::: PROVIDED ENTRIES

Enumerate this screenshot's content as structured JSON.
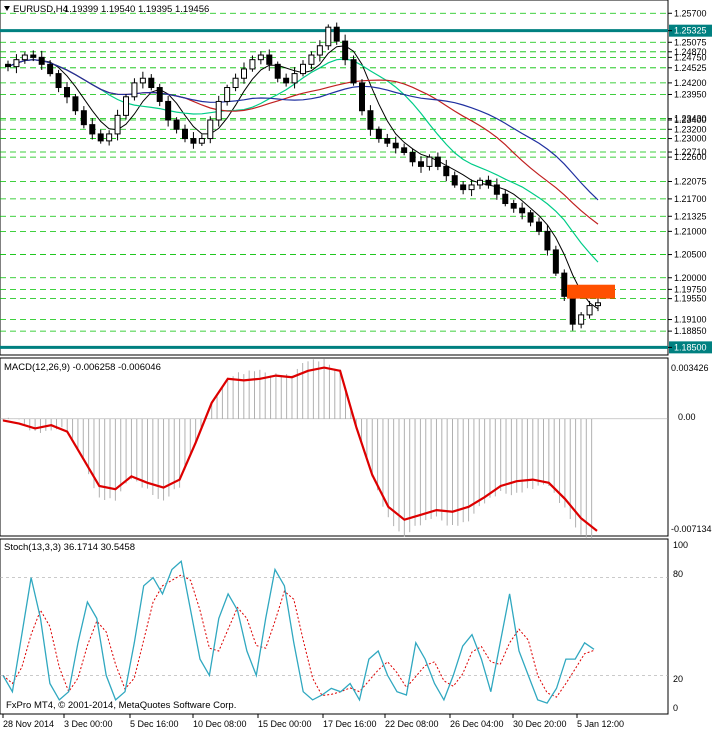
{
  "header": {
    "symbol": "EURUSD,H4",
    "ohlc": "1.19399 1.19540 1.19395 1.19456",
    "dropdown_icon": "triangle-down-icon"
  },
  "price_scale": {
    "labels": [
      "1.25700",
      "1.25325",
      "1.25075",
      "1.24870",
      "1.24750",
      "1.24525",
      "1.24200",
      "1.23950",
      "1.23430",
      "1.23400",
      "1.23200",
      "1.23000",
      "1.22710",
      "1.22600",
      "1.22075",
      "1.21700",
      "1.21325",
      "1.21000",
      "1.20500",
      "1.20000",
      "1.19750",
      "1.19550",
      "1.19100",
      "1.18850",
      "1.18500"
    ],
    "highlight_labels": [
      "1.25325",
      "1.18500"
    ]
  },
  "macd": {
    "title": "MACD(12,26,9) -0.006258 -0.006046",
    "scale": [
      "0.003426",
      "0.00",
      "-0.007134"
    ],
    "signal_color": "#dd0000",
    "hist_color": "#b0b0b0"
  },
  "stoch": {
    "title": "Stoch(13,3,3) 36.1714 30.5458",
    "scale": [
      "100",
      "80",
      "20",
      "0"
    ],
    "main_color": "#30a8c0",
    "signal_color": "#dd0000"
  },
  "time_axis": [
    "28 Nov 2014",
    "3 Dec 00:00",
    "5 Dec 16:00",
    "10 Dec 08:00",
    "15 Dec 00:00",
    "17 Dec 16:00",
    "22 Dec 08:00",
    "26 Dec 04:00",
    "30 Dec 20:00",
    "5 Jan 12:00"
  ],
  "copyright": "FxPro MT4, © 2001-2014, MetaQuotes Software Corp.",
  "colors": {
    "bull_candle": "#ffffff",
    "bear_candle": "#000000",
    "level_line": "#008080",
    "grid_dash": "#00c000",
    "ma_fast": "#000000",
    "ma_mid": "#00cc88",
    "ma_slow1": "#c02020",
    "ma_slow2": "#2030a0",
    "zone_fill": "#ff5000"
  },
  "chart_data": [
    {
      "type": "candlestick",
      "title": "EURUSD,H4",
      "ylim": [
        1.184,
        1.259
      ],
      "horizontal_levels": [
        1.25325,
        1.185
      ],
      "close_series": [
        1.2455,
        1.247,
        1.248,
        1.2475,
        1.246,
        1.244,
        1.241,
        1.239,
        1.236,
        1.233,
        1.231,
        1.2295,
        1.231,
        1.235,
        1.239,
        1.242,
        1.243,
        1.241,
        1.238,
        1.234,
        1.232,
        1.23,
        1.229,
        1.23,
        1.234,
        1.238,
        1.241,
        1.243,
        1.245,
        1.247,
        1.248,
        1.246,
        1.243,
        1.242,
        1.244,
        1.246,
        1.248,
        1.25,
        1.254,
        1.251,
        1.247,
        1.242,
        1.236,
        1.232,
        1.23,
        1.229,
        1.228,
        1.227,
        1.225,
        1.224,
        1.226,
        1.224,
        1.222,
        1.22,
        1.219,
        1.22,
        1.221,
        1.22,
        1.218,
        1.216,
        1.215,
        1.214,
        1.212,
        1.21,
        1.206,
        1.201,
        1.196,
        1.19,
        1.192,
        1.194,
        1.1946
      ]
    },
    {
      "type": "line",
      "title": "MACD(12,26,9)",
      "ylim": [
        -0.007134,
        0.003426
      ],
      "signal": [
        -0.0001,
        -0.0003,
        -0.0006,
        -0.0004,
        -0.0008,
        -0.0025,
        -0.0042,
        -0.0044,
        -0.0036,
        -0.004,
        -0.0043,
        -0.0038,
        -0.0015,
        0.001,
        0.0025,
        0.0024,
        0.0025,
        0.0027,
        0.0026,
        0.003,
        0.0032,
        0.003,
        -0.0005,
        -0.0035,
        -0.0055,
        -0.0063,
        -0.006,
        -0.0057,
        -0.0058,
        -0.0055,
        -0.0049,
        -0.0042,
        -0.0039,
        -0.0038,
        -0.004,
        -0.005,
        -0.0062,
        -0.007
      ]
    },
    {
      "type": "line",
      "title": "Stoch(13,3,3)",
      "ylim": [
        0,
        100
      ],
      "main": [
        20,
        10,
        45,
        80,
        55,
        15,
        5,
        10,
        40,
        65,
        55,
        20,
        5,
        10,
        40,
        75,
        80,
        70,
        85,
        90,
        60,
        30,
        20,
        55,
        70,
        60,
        35,
        20,
        55,
        85,
        75,
        40,
        10,
        5,
        8,
        12,
        10,
        15,
        5,
        30,
        35,
        20,
        10,
        8,
        40,
        30,
        15,
        5,
        20,
        38,
        45,
        30,
        10,
        40,
        70,
        35,
        20,
        5,
        3,
        12,
        30,
        30,
        40,
        36
      ]
    }
  ]
}
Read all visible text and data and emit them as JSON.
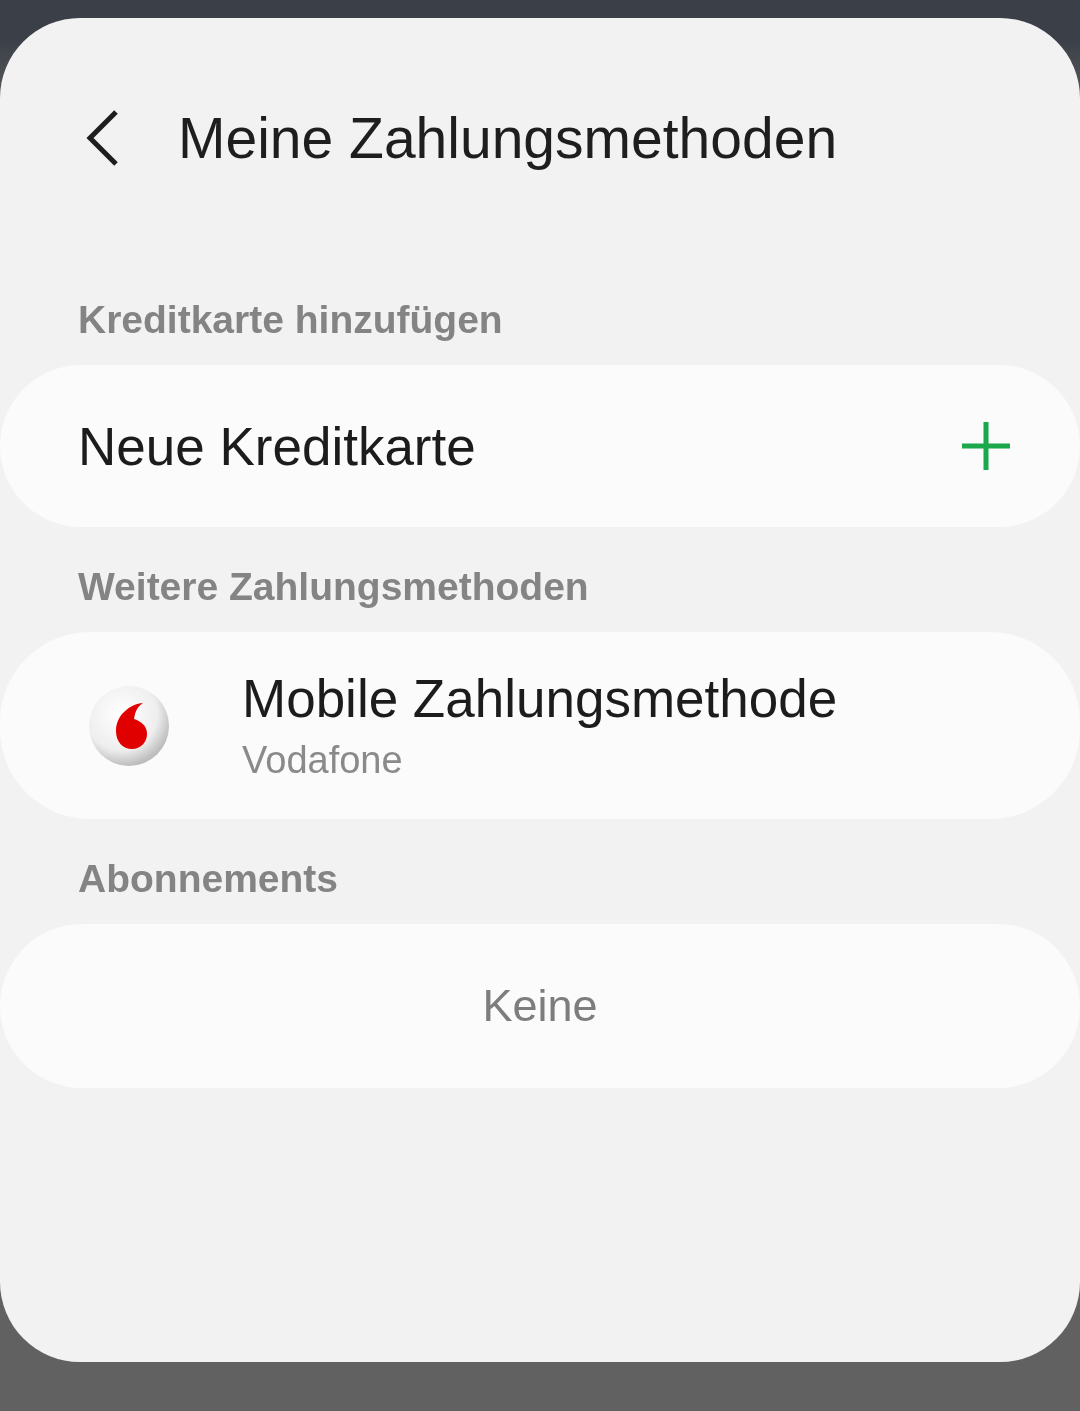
{
  "header": {
    "title": "Meine Zahlungsmethoden"
  },
  "sections": [
    {
      "label": "Kreditkarte hinzufügen",
      "items": [
        {
          "kind": "add",
          "title": "Neue Kreditkarte"
        }
      ]
    },
    {
      "label": "Weitere Zahlungsmethoden",
      "items": [
        {
          "kind": "method",
          "title": "Mobile Zahlungsmethode",
          "subtitle": "Vodafone"
        }
      ]
    },
    {
      "label": "Abonnements",
      "items": [
        {
          "kind": "empty",
          "title": "Keine"
        }
      ]
    }
  ]
}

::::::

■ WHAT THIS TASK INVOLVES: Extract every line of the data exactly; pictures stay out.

■ OUTPUT BELOW:
Enumerate this screenshot's content as structured JSON.
{
  "header": {
    "symbol": "EURUSD,H4",
    "ohlc": "1.19399 1.19540 1.19395 1.19456",
    "dropdown_icon": "triangle-down-icon"
  },
  "price_scale": {
    "labels": [
      "1.25700",
      "1.25325",
      "1.25075",
      "1.24870",
      "1.24750",
      "1.24525",
      "1.24200",
      "1.23950",
      "1.23430",
      "1.23400",
      "1.23200",
      "1.23000",
      "1.22710",
      "1.22600",
      "1.22075",
      "1.21700",
      "1.21325",
      "1.21000",
      "1.20500",
      "1.20000",
      "1.19750",
      "1.19550",
      "1.19100",
      "1.18850",
      "1.18500"
    ],
    "highlight_labels": [
      "1.25325",
      "1.18500"
    ]
  },
  "macd": {
    "title": "MACD(12,26,9) -0.006258 -0.006046",
    "scale": [
      "0.003426",
      "0.00",
      "-0.007134"
    ],
    "signal_color": "#dd0000",
    "hist_color": "#b0b0b0"
  },
  "stoch": {
    "title": "Stoch(13,3,3) 36.1714 30.5458",
    "scale": [
      "100",
      "80",
      "20",
      "0"
    ],
    "main_color": "#30a8c0",
    "signal_color": "#dd0000"
  },
  "time_axis": [
    "28 Nov 2014",
    "3 Dec 00:00",
    "5 Dec 16:00",
    "10 Dec 08:00",
    "15 Dec 00:00",
    "17 Dec 16:00",
    "22 Dec 08:00",
    "26 Dec 04:00",
    "30 Dec 20:00",
    "5 Jan 12:00"
  ],
  "copyright": "FxPro MT4, © 2001-2014, MetaQuotes Software Corp.",
  "colors": {
    "bull_candle": "#ffffff",
    "bear_candle": "#000000",
    "level_line": "#008080",
    "grid_dash": "#00c000",
    "ma_fast": "#000000",
    "ma_mid": "#00cc88",
    "ma_slow1": "#c02020",
    "ma_slow2": "#2030a0",
    "zone_fill": "#ff5000"
  },
  "chart_data": [
    {
      "type": "candlestick",
      "title": "EURUSD,H4",
      "ylim": [
        1.184,
        1.259
      ],
      "horizontal_levels": [
        1.25325,
        1.185
      ],
      "close_series": [
        1.2455,
        1.247,
        1.248,
        1.2475,
        1.246,
        1.244,
        1.241,
        1.239,
        1.236,
        1.233,
        1.231,
        1.2295,
        1.231,
        1.235,
        1.239,
        1.242,
        1.243,
        1.241,
        1.238,
        1.234,
        1.232,
        1.23,
        1.229,
        1.23,
        1.234,
        1.238,
        1.241,
        1.243,
        1.245,
        1.247,
        1.248,
        1.246,
        1.243,
        1.242,
        1.244,
        1.246,
        1.248,
        1.25,
        1.254,
        1.251,
        1.247,
        1.242,
        1.236,
        1.232,
        1.23,
        1.229,
        1.228,
        1.227,
        1.225,
        1.224,
        1.226,
        1.224,
        1.222,
        1.22,
        1.219,
        1.22,
        1.221,
        1.22,
        1.218,
        1.216,
        1.215,
        1.214,
        1.212,
        1.21,
        1.206,
        1.201,
        1.196,
        1.19,
        1.192,
        1.194,
        1.1946
      ]
    },
    {
      "type": "line",
      "title": "MACD(12,26,9)",
      "ylim": [
        -0.007134,
        0.003426
      ],
      "signal": [
        -0.0001,
        -0.0003,
        -0.0006,
        -0.0004,
        -0.0008,
        -0.0025,
        -0.0042,
        -0.0044,
        -0.0036,
        -0.004,
        -0.0043,
        -0.0038,
        -0.0015,
        0.001,
        0.0025,
        0.0024,
        0.0025,
        0.0027,
        0.0026,
        0.003,
        0.0032,
        0.003,
        -0.0005,
        -0.0035,
        -0.0055,
        -0.0063,
        -0.006,
        -0.0057,
        -0.0058,
        -0.0055,
        -0.0049,
        -0.0042,
        -0.0039,
        -0.0038,
        -0.004,
        -0.005,
        -0.0062,
        -0.007
      ]
    },
    {
      "type": "line",
      "title": "Stoch(13,3,3)",
      "ylim": [
        0,
        100
      ],
      "main": [
        20,
        10,
        45,
        80,
        55,
        15,
        5,
        10,
        40,
        65,
        55,
        20,
        5,
        10,
        40,
        75,
        80,
        70,
        85,
        90,
        60,
        30,
        20,
        55,
        70,
        60,
        35,
        20,
        55,
        85,
        75,
        40,
        10,
        5,
        8,
        12,
        10,
        15,
        5,
        30,
        35,
        20,
        10,
        8,
        40,
        30,
        15,
        5,
        20,
        38,
        45,
        30,
        10,
        40,
        70,
        35,
        20,
        5,
        3,
        12,
        30,
        30,
        40,
        36
      ]
    }
  ]
}
Read all visible text and data and emit them as JSON.
{
  "header": {
    "title": "Meine Zahlungsmethoden"
  },
  "sections": [
    {
      "label": "Kreditkarte hinzufügen",
      "items": [
        {
          "kind": "add",
          "title": "Neue Kreditkarte"
        }
      ]
    },
    {
      "label": "Weitere Zahlungsmethoden",
      "items": [
        {
          "kind": "method",
          "title": "Mobile Zahlungsmethode",
          "subtitle": "Vodafone"
        }
      ]
    },
    {
      "label": "Abonnements",
      "items": [
        {
          "kind": "empty",
          "title": "Keine"
        }
      ]
    }
  ]
}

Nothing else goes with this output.